Aim of the task — Among the records that follow, find each line holding the word "chevron" and copy it.

Data listing —
Start of Block

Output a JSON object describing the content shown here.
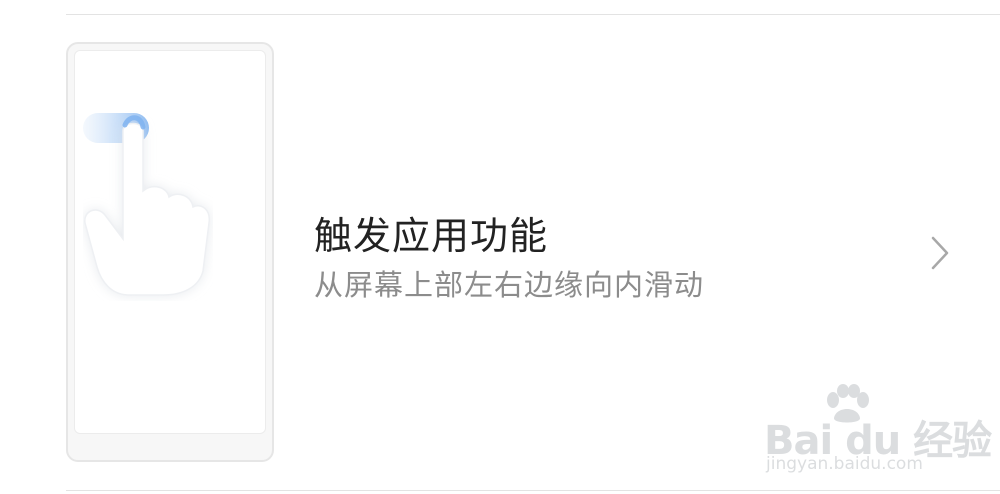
{
  "setting": {
    "title": "触发应用功能",
    "subtitle": "从屏幕上部左右边缘向内滑动"
  },
  "icons": {
    "illustration": "phone-swipe-gesture-illustration",
    "chevron": "chevron-right-icon"
  },
  "watermark": {
    "brand": "Bai du 经验",
    "url": "jingyan.baidu.com"
  },
  "colors": {
    "title": "#222222",
    "subtitle": "#8c8c8c",
    "divider": "#e3e3e3",
    "gesture_accent": "#7fb3f0"
  }
}
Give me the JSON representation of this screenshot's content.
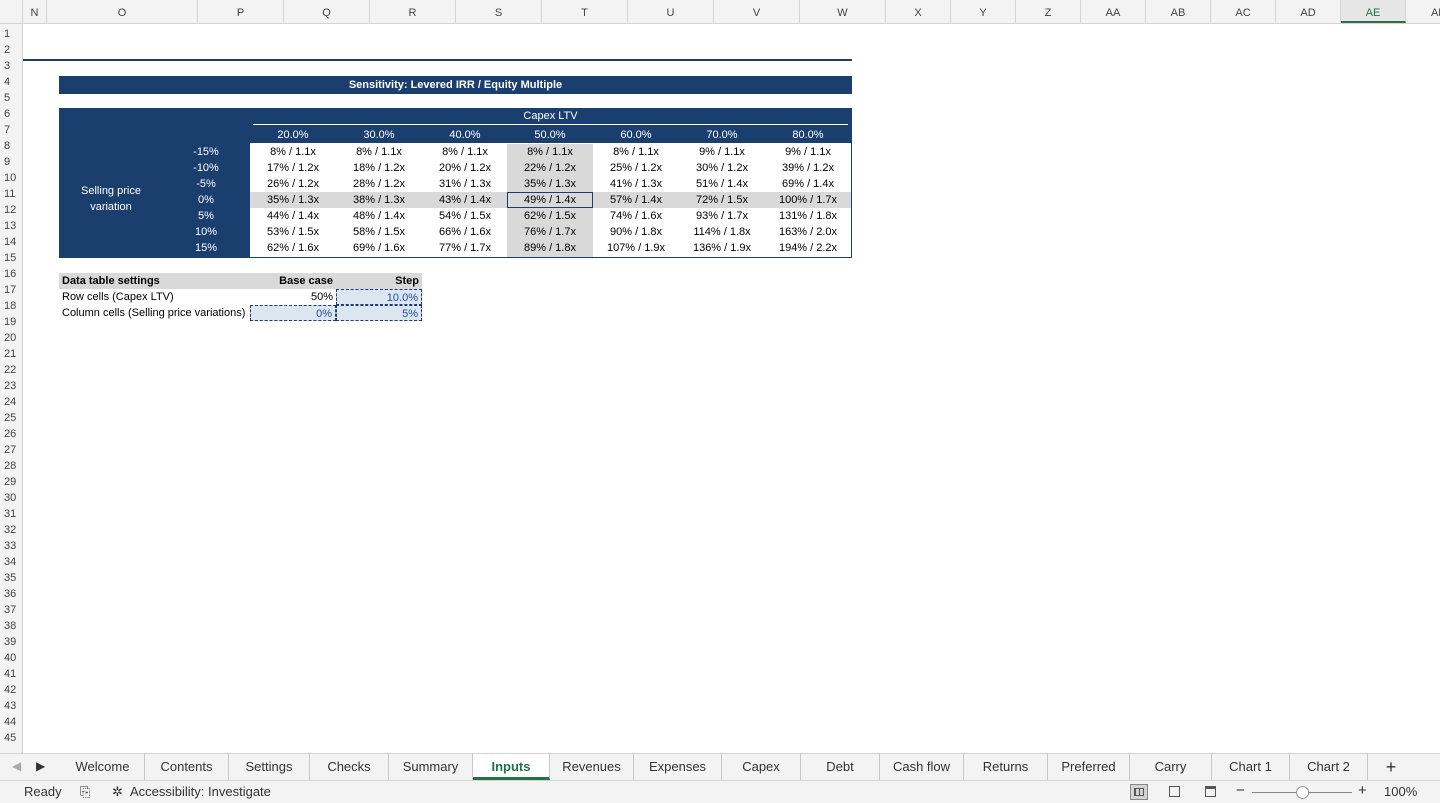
{
  "columns": [
    "N",
    "O",
    "P",
    "Q",
    "R",
    "S",
    "T",
    "U",
    "V",
    "W",
    "X",
    "Y",
    "Z",
    "AA",
    "AB",
    "AC",
    "AD",
    "AE",
    "AF"
  ],
  "selected_column": "AE",
  "rows": [
    "1",
    "2",
    "3",
    "4",
    "5",
    "6",
    "7",
    "8",
    "9",
    "10",
    "11",
    "12",
    "13",
    "14",
    "15",
    "16",
    "17",
    "18",
    "19",
    "20",
    "21",
    "22",
    "23",
    "24",
    "25",
    "26",
    "27",
    "28",
    "29",
    "30",
    "31",
    "32",
    "33",
    "34",
    "35",
    "36",
    "37",
    "38",
    "39",
    "40",
    "41",
    "42",
    "43",
    "44",
    "45"
  ],
  "sheet": {
    "title": "Sensitivity: Levered IRR / Equity Multiple",
    "col_axis_label": "Capex LTV",
    "row_axis_label": "Selling price variation",
    "col_values": [
      "20.0%",
      "30.0%",
      "40.0%",
      "50.0%",
      "60.0%",
      "70.0%",
      "80.0%"
    ],
    "row_values": [
      "-15%",
      "-10%",
      "-5%",
      "0%",
      "5%",
      "10%",
      "15%"
    ],
    "cells": [
      [
        "8% / 1.1x",
        "8% / 1.1x",
        "8% / 1.1x",
        "8% / 1.1x",
        "8% / 1.1x",
        "9% / 1.1x",
        "9% / 1.1x"
      ],
      [
        "17% / 1.2x",
        "18% / 1.2x",
        "20% / 1.2x",
        "22% / 1.2x",
        "25% / 1.2x",
        "30% / 1.2x",
        "39% / 1.2x"
      ],
      [
        "26% / 1.2x",
        "28% / 1.2x",
        "31% / 1.3x",
        "35% / 1.3x",
        "41% / 1.3x",
        "51% / 1.4x",
        "69% / 1.4x"
      ],
      [
        "35% / 1.3x",
        "38% / 1.3x",
        "43% / 1.4x",
        "49% / 1.4x",
        "57% / 1.4x",
        "72% / 1.5x",
        "100% / 1.7x"
      ],
      [
        "44% / 1.4x",
        "48% / 1.4x",
        "54% / 1.5x",
        "62% / 1.5x",
        "74% / 1.6x",
        "93% / 1.7x",
        "131% / 1.8x"
      ],
      [
        "53% / 1.5x",
        "58% / 1.5x",
        "66% / 1.6x",
        "76% / 1.7x",
        "90% / 1.8x",
        "114% / 1.8x",
        "163% / 2.0x"
      ],
      [
        "62% / 1.6x",
        "69% / 1.6x",
        "77% / 1.7x",
        "89% / 1.8x",
        "107% / 1.9x",
        "136% / 1.9x",
        "194% / 2.2x"
      ]
    ],
    "settings": {
      "header": "Data table settings",
      "base_label": "Base case",
      "step_label": "Step",
      "rows": [
        {
          "label": "Row cells (Capex LTV)",
          "base": "50%",
          "step": "10.0%"
        },
        {
          "label": "Column cells (Selling price variations)",
          "base": "0%",
          "step": "5%"
        }
      ]
    }
  },
  "tabs": [
    "Welcome",
    "Contents",
    "Settings",
    "Checks",
    "Summary",
    "Inputs",
    "Revenues",
    "Expenses",
    "Capex",
    "Debt",
    "Cash flow",
    "Returns",
    "Preferred",
    "Carry",
    "Chart 1",
    "Chart 2"
  ],
  "active_tab": "Inputs",
  "add_tab_label": "+",
  "status": {
    "ready": "Ready",
    "accessibility": "Accessibility: Investigate",
    "zoom": "100%",
    "zoom_level": 0.5
  },
  "colors": {
    "navy": "#1a3f6f",
    "accent": "#217346",
    "highlight": "#d9d9d9",
    "input_fill": "#dce6f1",
    "input_text": "#1f4e9c"
  }
}
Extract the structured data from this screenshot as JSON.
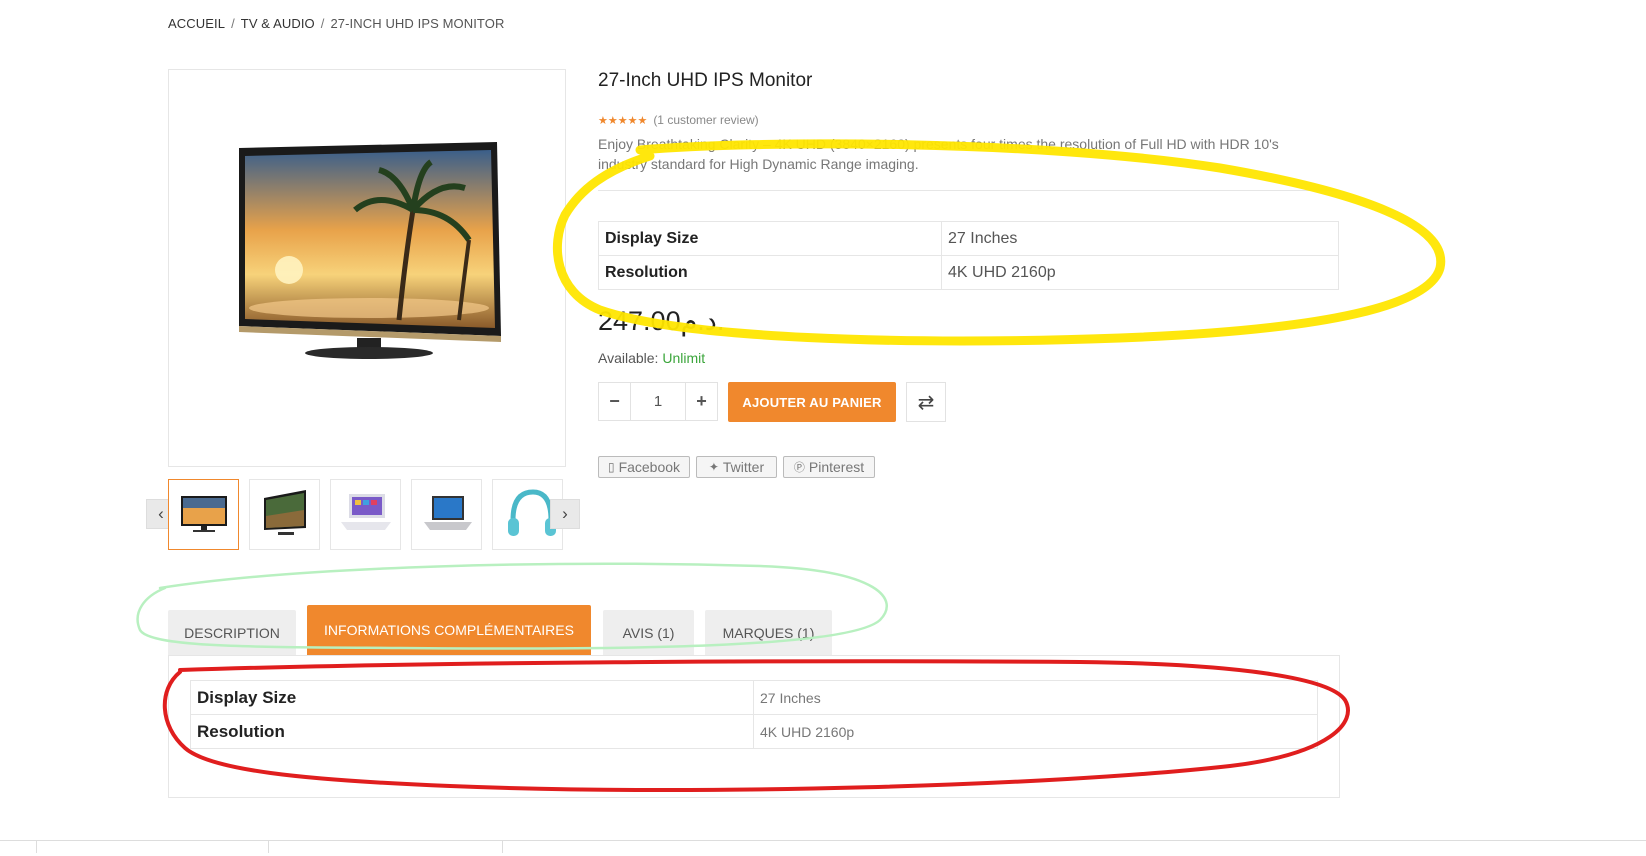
{
  "breadcrumb": {
    "home": "ACCUEIL",
    "category": "TV & AUDIO",
    "current": "27-INCH UHD IPS MONITOR",
    "separator": "/"
  },
  "product": {
    "title": "27-Inch UHD IPS Monitor",
    "stars": "★★★★★",
    "rating": 5,
    "review_link": "(1 customer review)",
    "description": "Enjoy Breathtaking Clarity – 4K UHD (3840×2160) presents four times the resolution of Full HD with HDR 10's industry standard for High Dynamic Range imaging.",
    "specs": [
      {
        "label": "Display Size",
        "value": "27 Inches"
      },
      {
        "label": "Resolution",
        "value": "4K UHD 2160p"
      }
    ],
    "price": "247.00د.م.",
    "availability_label": "Available:",
    "availability_value": "Unlimit",
    "quantity": "1",
    "add_to_cart": "AJOUTER AU PANIER"
  },
  "quantity_controls": {
    "minus": "−",
    "plus": "+"
  },
  "icons": {
    "prev": "chevron-left-icon",
    "next": "chevron-right-icon",
    "compare": "compare-arrows-icon"
  },
  "share": {
    "facebook": "Facebook",
    "twitter": "Twitter",
    "pinterest": "Pinterest"
  },
  "thumbnails": [
    "tv-monitor-thumbnail",
    "tv-forest-thumbnail",
    "laptop-white-thumbnail",
    "laptop-silver-thumbnail",
    "headphones-thumbnail"
  ],
  "tabs": [
    {
      "label": "DESCRIPTION",
      "active": false
    },
    {
      "label": "INFORMATIONS COMPLÉMENTAIRES",
      "active": true
    },
    {
      "label": "AVIS (1)",
      "active": false
    },
    {
      "label": "MARQUES (1)",
      "active": false
    }
  ],
  "additional_info": [
    {
      "label": "Display Size",
      "value": "27 Inches"
    },
    {
      "label": "Resolution",
      "value": "4K UHD 2160p"
    }
  ],
  "colors": {
    "accent": "#f0882d",
    "available": "#3ba53b",
    "annotation_yellow": "#ffe600",
    "annotation_green": "#b8f0c0",
    "annotation_red": "#e01e1e"
  }
}
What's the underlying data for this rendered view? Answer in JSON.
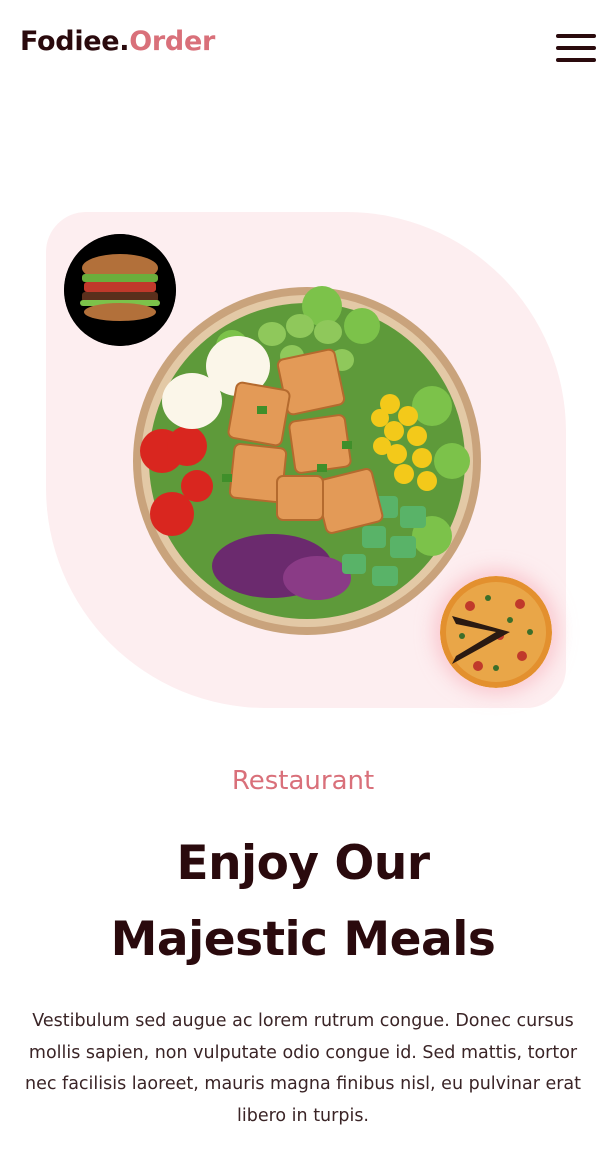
{
  "header": {
    "logo_main": "Fodiee.",
    "logo_accent": "Order",
    "menu_icon": "hamburger-menu-icon"
  },
  "hero": {
    "images": [
      "salad-bowl",
      "burger",
      "pizza"
    ]
  },
  "intro": {
    "eyebrow": "Restaurant",
    "headline_line1": "Enjoy Our",
    "headline_line2": "Majestic Meals",
    "body": "Vestibulum sed augue ac lorem rutrum congue. Donec cursus mollis sapien, non vulputate odio congue id. Sed mattis, tortor nec facilisis laoreet, mauris magna finibus nisl, eu pulvinar erat libero in turpis."
  },
  "colors": {
    "brand_dark": "#2a0a0d",
    "brand_accent": "#d9707a",
    "hero_bg": "#fdeef0"
  }
}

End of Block

The answer —
    "chevron": "chevron-right-icon"
    "prev": "chevron-left-icon",
    "next": "chevron-right-icon",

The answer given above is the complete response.